A Simplified Employee Pension Plan or as it more commonly called SEP-IRA is a retirement plan for self employed and small-business owners. It works much like a normal IRA in that earnings grow tax-deferred.
For those without a 401K with matching (401Ks are prohibitively expensive for small business owners) the SEP-IRA is your best pretax retirement vehicle.
There are a series of complicated rules as to how much can be put into the plan tax deferred, but to make it simple you may deduct from a maximum of $45,000 in 2007 and to make it more complicated depending on your particular situation the amount that can be deducted is between 18.6% and 25% of your income/net profit/W2 wages.
Blah Blah Blah why do I care?
1 word: PRETAX
The pretax portion of the SEP-IRA is what makes it so attractive to non 401K users. By deferring taxes you not only save in cash flow today, but push out the dollar cost of your eventual taxes so that their NPV is significantly less even if you are in a higher tax bracket in retirement. And on top of that you get the value of compounding interest.
I am taking out a loan to fully fund my SEP-IRA. How can this be a good idea? The details are more complicated, but let’s examine the loan request and the ramifications –
“¢ A loan is required in order to fund the SEP-IRA
“¢ $24K loan 3 years at 10%
“¢ 25% tax bracket now and in retirement
“¢ 30 years to retirement
“¢ 8% account growth rate
“¢ 3% inflation
“¢ 3 loan term not adjusted for inflation (by not adjusting I am imposing a small penalty on the benefits side of the equation).
$24,000 = loan principal
$120 = 0.5% loan origination
$3,879 = finance charges
$55,904 = eventual taxes owed
$92,126 = inflation adjustment for future earnings NPV with a 3% annual discount
Total Costs: $176,029
$6,000 = immediate tax savings $24K * 25%
$223,615 = growth of $24000 tax deferred @ 8%
$23,032 = inflation adjustment for future taxes NPV with a 3% annual discount
Total Benefits: $252,647
Benefits ““ Costs = $76,618

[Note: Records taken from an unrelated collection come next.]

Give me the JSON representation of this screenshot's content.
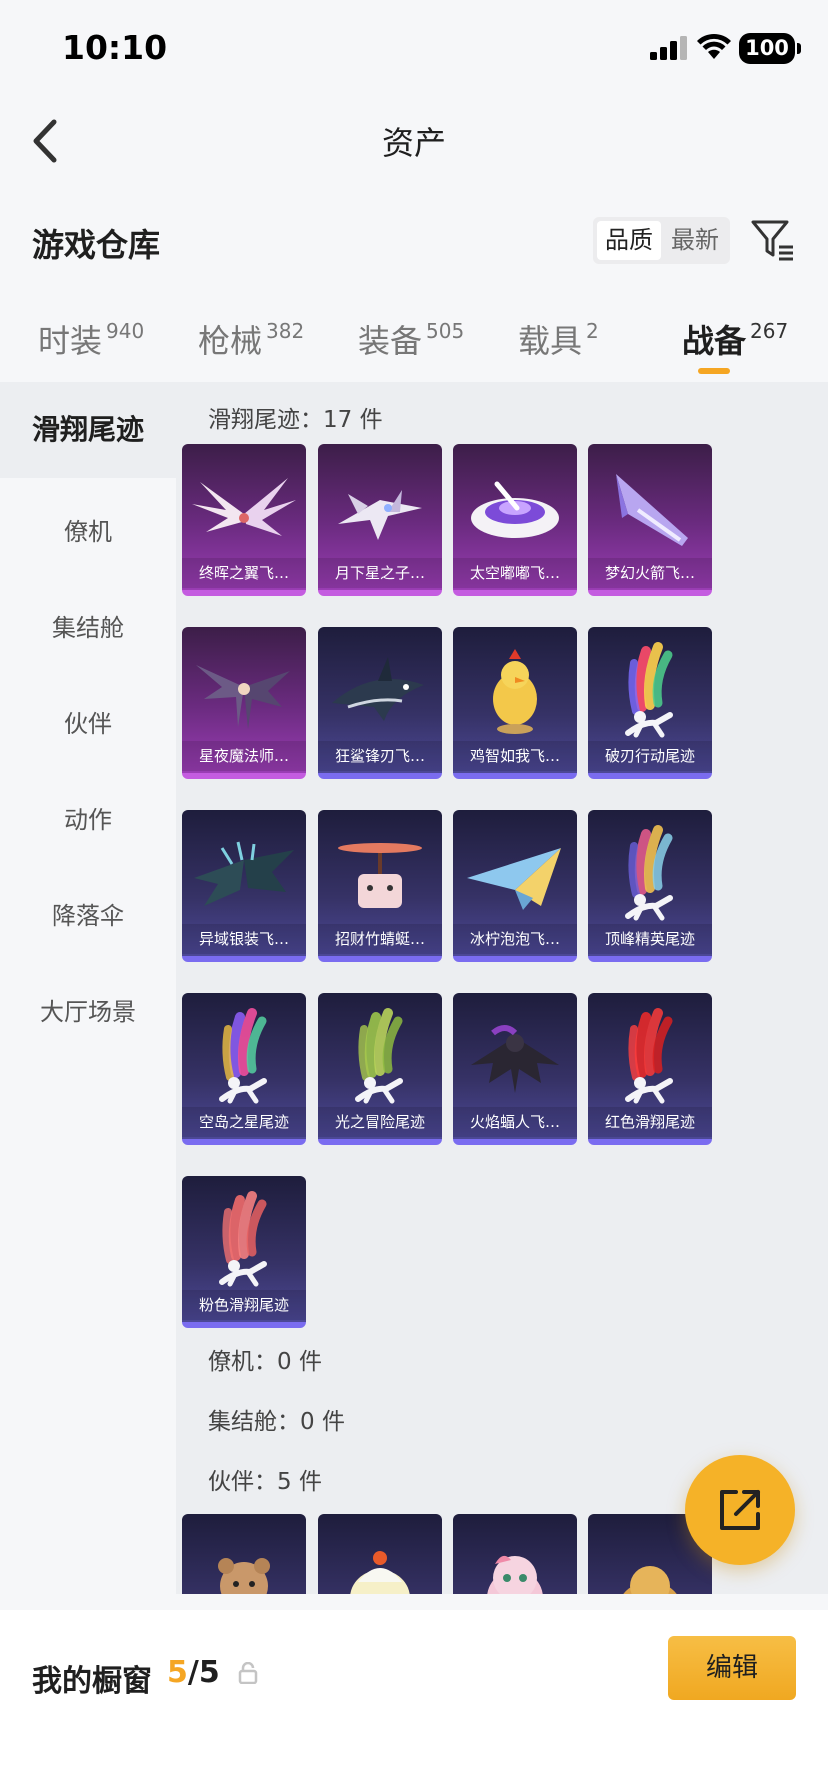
{
  "status_bar": {
    "time": "10:10",
    "battery": "100"
  },
  "nav": {
    "title": "资产"
  },
  "warehouse": {
    "title": "游戏仓库",
    "sort": {
      "active": "品质",
      "inactive": "最新"
    }
  },
  "tabs": [
    {
      "label": "时装",
      "count": "940"
    },
    {
      "label": "枪械",
      "count": "382"
    },
    {
      "label": "装备",
      "count": "505"
    },
    {
      "label": "载具",
      "count": "2"
    },
    {
      "label": "战备",
      "count": "267"
    }
  ],
  "sidebar": {
    "items": [
      {
        "label": "滑翔尾迹"
      },
      {
        "label": "僚机"
      },
      {
        "label": "集结舱"
      },
      {
        "label": "伙伴"
      },
      {
        "label": "动作"
      },
      {
        "label": "降落伞"
      },
      {
        "label": "大厅场景"
      }
    ]
  },
  "groups": {
    "trails": {
      "label": "滑翔尾迹：17 件"
    },
    "wingman": {
      "label": "僚机：0 件"
    },
    "pod": {
      "label": "集结舱：0 件"
    },
    "partner": {
      "label": "伙伴：5 件"
    }
  },
  "items": [
    {
      "name": "终晖之翼飞…",
      "rarity": "purple",
      "icon": "wings-icon"
    },
    {
      "name": "月下星之子…",
      "rarity": "purple",
      "icon": "jet-icon"
    },
    {
      "name": "太空嘟嘟飞…",
      "rarity": "purple",
      "icon": "saucer-icon"
    },
    {
      "name": "梦幻火箭飞…",
      "rarity": "purple",
      "icon": "rocket-glider-icon"
    },
    {
      "name": "星夜魔法师…",
      "rarity": "purple",
      "icon": "dark-wings-icon"
    },
    {
      "name": "狂鲨锋刃飞…",
      "rarity": "blue",
      "icon": "shark-glider-icon"
    },
    {
      "name": "鸡智如我飞…",
      "rarity": "blue",
      "icon": "chicken-icon"
    },
    {
      "name": "破刃行动尾迹",
      "rarity": "blue",
      "icon": "smoke-trail-icon",
      "smoke": [
        "#ff4d6a",
        "#ffd34d",
        "#4dd08c",
        "#7c6cff"
      ]
    },
    {
      "name": "异域银装飞…",
      "rarity": "blue",
      "icon": "armor-wings-icon"
    },
    {
      "name": "招财竹蜻蜓…",
      "rarity": "blue",
      "icon": "copter-icon"
    },
    {
      "name": "冰柠泡泡飞…",
      "rarity": "blue",
      "icon": "paper-plane-icon"
    },
    {
      "name": "顶峰精英尾迹",
      "rarity": "blue",
      "icon": "smoke-trail-icon",
      "smoke": [
        "#e05a8a",
        "#f0c050",
        "#8ad0e8",
        "#6a5fd8"
      ]
    },
    {
      "name": "空岛之星尾迹",
      "rarity": "blue",
      "icon": "smoke-trail-icon",
      "smoke": [
        "#8a5cf0",
        "#f04f9c",
        "#55d0a0",
        "#f0c040"
      ]
    },
    {
      "name": "光之冒险尾迹",
      "rarity": "blue",
      "icon": "smoke-trail-icon",
      "smoke": [
        "#9bc44a",
        "#b8d35a",
        "#8cb840",
        "#a8c84c"
      ]
    },
    {
      "name": "火焰蝠人飞…",
      "rarity": "blue",
      "icon": "batman-icon"
    },
    {
      "name": "红色滑翔尾迹",
      "rarity": "blue",
      "icon": "smoke-trail-icon",
      "smoke": [
        "#e52a2a",
        "#f03a3a",
        "#d82020",
        "#ff4040"
      ]
    },
    {
      "name": "粉色滑翔尾迹",
      "rarity": "blue",
      "icon": "smoke-trail-icon",
      "smoke": [
        "#f06a6a",
        "#f58080",
        "#e86060",
        "#f07070"
      ]
    }
  ],
  "partners": [
    {
      "icon": "bear-partner-icon"
    },
    {
      "icon": "chick-partner-icon"
    },
    {
      "icon": "pink-partner-icon"
    },
    {
      "icon": "cat-partner-icon"
    }
  ],
  "showcase": {
    "label": "我的橱窗",
    "used": "5",
    "total": "/5",
    "edit_label": "编辑"
  },
  "colors": {
    "accent": "#f5a623",
    "purple_rarity": "#c45ce0",
    "blue_rarity": "#7a6cf0"
  }
}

You could add all kinds of complicated scenarios, but bottom line is that the origination fee and finance charges over the next 3 years are overcome immediately by the tax savings. And the long term benefits of tax deferred compounding interest make any short term pain from an affordable loan payment worthwhile.